What needs to be done
Write the data out again exactly, dropping any images it holds.

--- Dataset entries ---

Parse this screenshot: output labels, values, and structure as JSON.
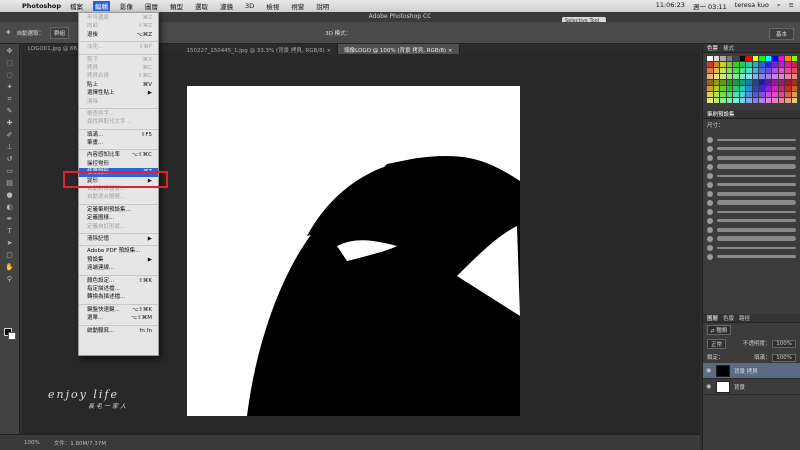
{
  "macbar": {
    "app_name": "Photoshop",
    "menus": [
      "檔案",
      "編輯",
      "影像",
      "圖層",
      "類型",
      "選取",
      "濾鏡",
      "3D",
      "檢視",
      "視窗",
      "說明"
    ],
    "clock": "週一 03:11",
    "time": "11:06:23",
    "user": "teresa kuo",
    "tab_hint": "Teresa"
  },
  "window": {
    "title": "Adobe Photoshop CC",
    "selection_tool": "Selective Tool"
  },
  "options": {
    "auto_select": "自動選取：",
    "layer": "群組",
    "mode_3d": "3D 模式：",
    "workspace": "基本"
  },
  "doc_tabs": [
    "LOGO01.jpg @ 66.7...",
    "150227_150445_1.jpg @ 33.3% (背景 拷貝, RGB/8) ×",
    "頭像LOGO @ 100% (背景 拷貝, RGB/8) ×"
  ],
  "edit_menu": [
    {
      "label": "不可還原",
      "key": "⌘Z",
      "dis": true
    },
    {
      "label": "向前",
      "key": "⇧⌘Z",
      "dis": true
    },
    {
      "label": "退後",
      "key": "⌥⌘Z",
      "dis": false
    },
    {
      "sep": true
    },
    {
      "label": "淡化...",
      "key": "⇧⌘F",
      "dis": true
    },
    {
      "sep": true
    },
    {
      "label": "剪下",
      "key": "⌘X",
      "dis": true
    },
    {
      "label": "拷貝",
      "key": "⌘C",
      "dis": true
    },
    {
      "label": "拷貝合併",
      "key": "⇧⌘C",
      "dis": true
    },
    {
      "label": "貼上",
      "key": "⌘V",
      "dis": false
    },
    {
      "label": "選擇性貼上",
      "key": "▶",
      "dis": false
    },
    {
      "label": "清除",
      "key": "",
      "dis": true
    },
    {
      "sep": true
    },
    {
      "label": "檢查拼字...",
      "key": "",
      "dis": true
    },
    {
      "label": "尋找與取代文字...",
      "key": "",
      "dis": true
    },
    {
      "sep": true
    },
    {
      "label": "填滿...",
      "key": "⇧F5",
      "dis": false
    },
    {
      "label": "筆畫...",
      "key": "",
      "dis": false
    },
    {
      "sep": true
    },
    {
      "label": "內容感知比率",
      "key": "⌥⇧⌘C",
      "dis": false
    },
    {
      "label": "操控彎形",
      "key": "",
      "dis": false
    },
    {
      "label": "任意變形",
      "key": "⌘T",
      "dis": false,
      "hl": true
    },
    {
      "label": "變形",
      "key": "▶",
      "dis": false
    },
    {
      "label": "自動對齊圖層...",
      "key": "",
      "dis": true
    },
    {
      "label": "自動混合圖層...",
      "key": "",
      "dis": true
    },
    {
      "sep": true
    },
    {
      "label": "定義筆刷預設集...",
      "key": "",
      "dis": false
    },
    {
      "label": "定義圖樣...",
      "key": "",
      "dis": false
    },
    {
      "label": "定義自訂形狀...",
      "key": "",
      "dis": true
    },
    {
      "sep": true
    },
    {
      "label": "清除記憶",
      "key": "▶",
      "dis": false
    },
    {
      "sep": true
    },
    {
      "label": "Adobe PDF 預設集...",
      "key": "",
      "dis": false
    },
    {
      "label": "預設集",
      "key": "▶",
      "dis": false
    },
    {
      "label": "遠端連線...",
      "key": "",
      "dis": false
    },
    {
      "sep": true
    },
    {
      "label": "顏色設定...",
      "key": "⇧⌘K",
      "dis": false
    },
    {
      "label": "指定描述檔...",
      "key": "",
      "dis": false
    },
    {
      "label": "轉換為描述檔...",
      "key": "",
      "dis": false
    },
    {
      "sep": true
    },
    {
      "label": "鍵盤快速鍵...",
      "key": "⌥⇧⌘K",
      "dis": false
    },
    {
      "label": "選單...",
      "key": "⌥⇧⌘M",
      "dis": false
    },
    {
      "sep": true
    },
    {
      "label": "啟動聽寫...",
      "key": "fn fn",
      "dis": false
    }
  ],
  "panels": {
    "swatch_tabs": [
      "色票",
      "樣式"
    ],
    "brush_tabs": [
      "筆刷預設集"
    ],
    "brush_size_label": "尺寸：",
    "layer_tabs": [
      "圖層",
      "色版",
      "路徑"
    ],
    "filter_label": "ρ 種類",
    "blend_mode": "正常",
    "opacity_label": "不透明度：",
    "opacity": "100%",
    "lock_label": "鎖定：",
    "fill_label": "填滿：",
    "fill": "100%",
    "layers": [
      {
        "name": "背景 拷貝",
        "selected": true,
        "dark": true
      },
      {
        "name": "背景",
        "selected": false,
        "dark": false
      }
    ]
  },
  "status": {
    "zoom": "100%",
    "doc_info": "文件：1.80M/7.37M"
  },
  "watermark": {
    "main": "enjoy life",
    "sub": "長毛一家人"
  },
  "colors": {
    "menu_highlight": "#2f62d9",
    "annotation": "#e32227",
    "selected_layer": "#5b6b86"
  }
}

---

Exercise response
Parse this screenshot: output labels, values, and structure as JSON.
{
  "macbar": {
    "app_name": "Photoshop",
    "menus": [
      "檔案",
      "編輯",
      "影像",
      "圖層",
      "類型",
      "選取",
      "濾鏡",
      "3D",
      "檢視",
      "視窗",
      "說明"
    ],
    "clock": "週一 03:11",
    "time": "11:06:23",
    "user": "teresa kuo",
    "tab_hint": "Teresa"
  },
  "window": {
    "title": "Adobe Photoshop CC",
    "selection_tool": "Selective Tool"
  },
  "options": {
    "auto_select": "自動選取：",
    "layer": "群組",
    "mode_3d": "3D 模式：",
    "workspace": "基本"
  },
  "doc_tabs": [
    "LOGO01.jpg @ 66.7...",
    "150227_150445_1.jpg @ 33.3% (背景 拷貝, RGB/8) ×",
    "頭像LOGO @ 100% (背景 拷貝, RGB/8) ×"
  ],
  "edit_menu": [
    {
      "label": "不可還原",
      "key": "⌘Z",
      "dis": true
    },
    {
      "label": "向前",
      "key": "⇧⌘Z",
      "dis": true
    },
    {
      "label": "退後",
      "key": "⌥⌘Z",
      "dis": false
    },
    {
      "sep": true
    },
    {
      "label": "淡化...",
      "key": "⇧⌘F",
      "dis": true
    },
    {
      "sep": true
    },
    {
      "label": "剪下",
      "key": "⌘X",
      "dis": true
    },
    {
      "label": "拷貝",
      "key": "⌘C",
      "dis": true
    },
    {
      "label": "拷貝合併",
      "key": "⇧⌘C",
      "dis": true
    },
    {
      "label": "貼上",
      "key": "⌘V",
      "dis": false
    },
    {
      "label": "選擇性貼上",
      "key": "▶",
      "dis": false
    },
    {
      "label": "清除",
      "key": "",
      "dis": true
    },
    {
      "sep": true
    },
    {
      "label": "檢查拼字...",
      "key": "",
      "dis": true
    },
    {
      "label": "尋找與取代文字...",
      "key": "",
      "dis": true
    },
    {
      "sep": true
    },
    {
      "label": "填滿...",
      "key": "⇧F5",
      "dis": false
    },
    {
      "label": "筆畫...",
      "key": "",
      "dis": false
    },
    {
      "sep": true
    },
    {
      "label": "內容感知比率",
      "key": "⌥⇧⌘C",
      "dis": false
    },
    {
      "label": "操控彎形",
      "key": "",
      "dis": false
    },
    {
      "label": "任意變形",
      "key": "⌘T",
      "dis": false,
      "hl": true
    },
    {
      "label": "變形",
      "key": "▶",
      "dis": false
    },
    {
      "label": "自動對齊圖層...",
      "key": "",
      "dis": true
    },
    {
      "label": "自動混合圖層...",
      "key": "",
      "dis": true
    },
    {
      "sep": true
    },
    {
      "label": "定義筆刷預設集...",
      "key": "",
      "dis": false
    },
    {
      "label": "定義圖樣...",
      "key": "",
      "dis": false
    },
    {
      "label": "定義自訂形狀...",
      "key": "",
      "dis": true
    },
    {
      "sep": true
    },
    {
      "label": "清除記憶",
      "key": "▶",
      "dis": false
    },
    {
      "sep": true
    },
    {
      "label": "Adobe PDF 預設集...",
      "key": "",
      "dis": false
    },
    {
      "label": "預設集",
      "key": "▶",
      "dis": false
    },
    {
      "label": "遠端連線...",
      "key": "",
      "dis": false
    },
    {
      "sep": true
    },
    {
      "label": "顏色設定...",
      "key": "⇧⌘K",
      "dis": false
    },
    {
      "label": "指定描述檔...",
      "key": "",
      "dis": false
    },
    {
      "label": "轉換為描述檔...",
      "key": "",
      "dis": false
    },
    {
      "sep": true
    },
    {
      "label": "鍵盤快速鍵...",
      "key": "⌥⇧⌘K",
      "dis": false
    },
    {
      "label": "選單...",
      "key": "⌥⇧⌘M",
      "dis": false
    },
    {
      "sep": true
    },
    {
      "label": "啟動聽寫...",
      "key": "fn fn",
      "dis": false
    }
  ],
  "panels": {
    "swatch_tabs": [
      "色票",
      "樣式"
    ],
    "brush_tabs": [
      "筆刷預設集"
    ],
    "brush_size_label": "尺寸：",
    "layer_tabs": [
      "圖層",
      "色版",
      "路徑"
    ],
    "filter_label": "ρ 種類",
    "blend_mode": "正常",
    "opacity_label": "不透明度：",
    "opacity": "100%",
    "lock_label": "鎖定：",
    "fill_label": "填滿：",
    "fill": "100%",
    "layers": [
      {
        "name": "背景 拷貝",
        "selected": true,
        "dark": true
      },
      {
        "name": "背景",
        "selected": false,
        "dark": false
      }
    ]
  },
  "status": {
    "zoom": "100%",
    "doc_info": "文件：1.80M/7.37M"
  },
  "watermark": {
    "main": "enjoy life",
    "sub": "長毛一家人"
  },
  "colors": {
    "menu_highlight": "#2f62d9",
    "annotation": "#e32227",
    "selected_layer": "#5b6b86"
  }
}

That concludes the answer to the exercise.